TASK INSTRUCTIONS:
Each entry listed below should be reproduced word for word.

↓↓↓

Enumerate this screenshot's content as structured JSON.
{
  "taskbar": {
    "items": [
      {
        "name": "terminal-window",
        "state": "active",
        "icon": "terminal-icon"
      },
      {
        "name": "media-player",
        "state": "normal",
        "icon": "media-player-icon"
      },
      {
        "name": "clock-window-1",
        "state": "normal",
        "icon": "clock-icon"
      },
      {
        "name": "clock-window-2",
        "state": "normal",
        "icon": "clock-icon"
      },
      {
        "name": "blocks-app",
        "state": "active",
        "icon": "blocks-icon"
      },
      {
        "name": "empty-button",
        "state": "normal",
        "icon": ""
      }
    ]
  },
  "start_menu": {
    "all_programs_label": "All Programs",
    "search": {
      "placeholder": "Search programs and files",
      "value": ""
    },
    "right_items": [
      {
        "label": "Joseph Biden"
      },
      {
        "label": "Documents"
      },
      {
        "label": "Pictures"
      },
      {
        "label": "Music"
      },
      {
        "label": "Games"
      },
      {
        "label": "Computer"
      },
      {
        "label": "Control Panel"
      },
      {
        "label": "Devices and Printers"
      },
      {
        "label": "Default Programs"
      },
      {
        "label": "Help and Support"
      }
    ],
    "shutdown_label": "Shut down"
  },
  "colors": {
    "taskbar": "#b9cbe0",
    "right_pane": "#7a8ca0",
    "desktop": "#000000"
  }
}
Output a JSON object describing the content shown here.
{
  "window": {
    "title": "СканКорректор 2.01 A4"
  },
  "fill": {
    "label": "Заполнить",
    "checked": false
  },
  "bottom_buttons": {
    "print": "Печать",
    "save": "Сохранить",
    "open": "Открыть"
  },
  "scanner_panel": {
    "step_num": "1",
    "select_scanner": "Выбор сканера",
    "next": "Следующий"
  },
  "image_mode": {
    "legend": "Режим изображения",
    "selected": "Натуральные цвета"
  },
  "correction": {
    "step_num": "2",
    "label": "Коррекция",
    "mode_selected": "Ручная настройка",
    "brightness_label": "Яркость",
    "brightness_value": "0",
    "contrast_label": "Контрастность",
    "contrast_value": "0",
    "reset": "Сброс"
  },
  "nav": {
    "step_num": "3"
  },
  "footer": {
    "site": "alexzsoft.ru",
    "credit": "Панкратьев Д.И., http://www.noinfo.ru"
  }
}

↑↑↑

RESULT FOR THIS TASK:
Enumerate this screenshot's content as structured JSON.
{
  "taskbar": {
    "items": [
      {
        "name": "terminal-window",
        "state": "active",
        "icon": "terminal-icon"
      },
      {
        "name": "media-player",
        "state": "normal",
        "icon": "media-player-icon"
      },
      {
        "name": "clock-window-1",
        "state": "normal",
        "icon": "clock-icon"
      },
      {
        "name": "clock-window-2",
        "state": "normal",
        "icon": "clock-icon"
      },
      {
        "name": "blocks-app",
        "state": "active",
        "icon": "blocks-icon"
      },
      {
        "name": "empty-button",
        "state": "normal",
        "icon": ""
      }
    ]
  },
  "start_menu": {
    "all_programs_label": "All Programs",
    "search": {
      "placeholder": "Search programs and files",
      "value": ""
    },
    "right_items": [
      {
        "label": "Joseph Biden"
      },
      {
        "label": "Documents"
      },
      {
        "label": "Pictures"
      },
      {
        "label": "Music"
      },
      {
        "label": "Games"
      },
      {
        "label": "Computer"
      },
      {
        "label": "Control Panel"
      },
      {
        "label": "Devices and Printers"
      },
      {
        "label": "Default Programs"
      },
      {
        "label": "Help and Support"
      }
    ],
    "shutdown_label": "Shut down"
  },
  "colors": {
    "taskbar": "#b9cbe0",
    "right_pane": "#7a8ca0",
    "desktop": "#000000"
  }
}
Output a JSON object describing the content shown here.
{
  "window": {
    "title": "СканКорректор 2.01 A4"
  },
  "fill": {
    "label": "Заполнить",
    "checked": false
  },
  "bottom_buttons": {
    "print": "Печать",
    "save": "Сохранить",
    "open": "Открыть"
  },
  "scanner_panel": {
    "step_num": "1",
    "select_scanner": "Выбор сканера",
    "next": "Следующий"
  },
  "image_mode": {
    "legend": "Режим изображения",
    "selected": "Натуральные цвета"
  },
  "correction": {
    "step_num": "2",
    "label": "Коррекция",
    "mode_selected": "Ручная настройка",
    "brightness_label": "Яркость",
    "brightness_value": "0",
    "contrast_label": "Контрастность",
    "contrast_value": "0",
    "reset": "Сброс"
  },
  "nav": {
    "step_num": "3"
  },
  "footer": {
    "site": "alexzsoft.ru",
    "credit": "Панкратьев Д.И., http://www.noinfo.ru"
  }
}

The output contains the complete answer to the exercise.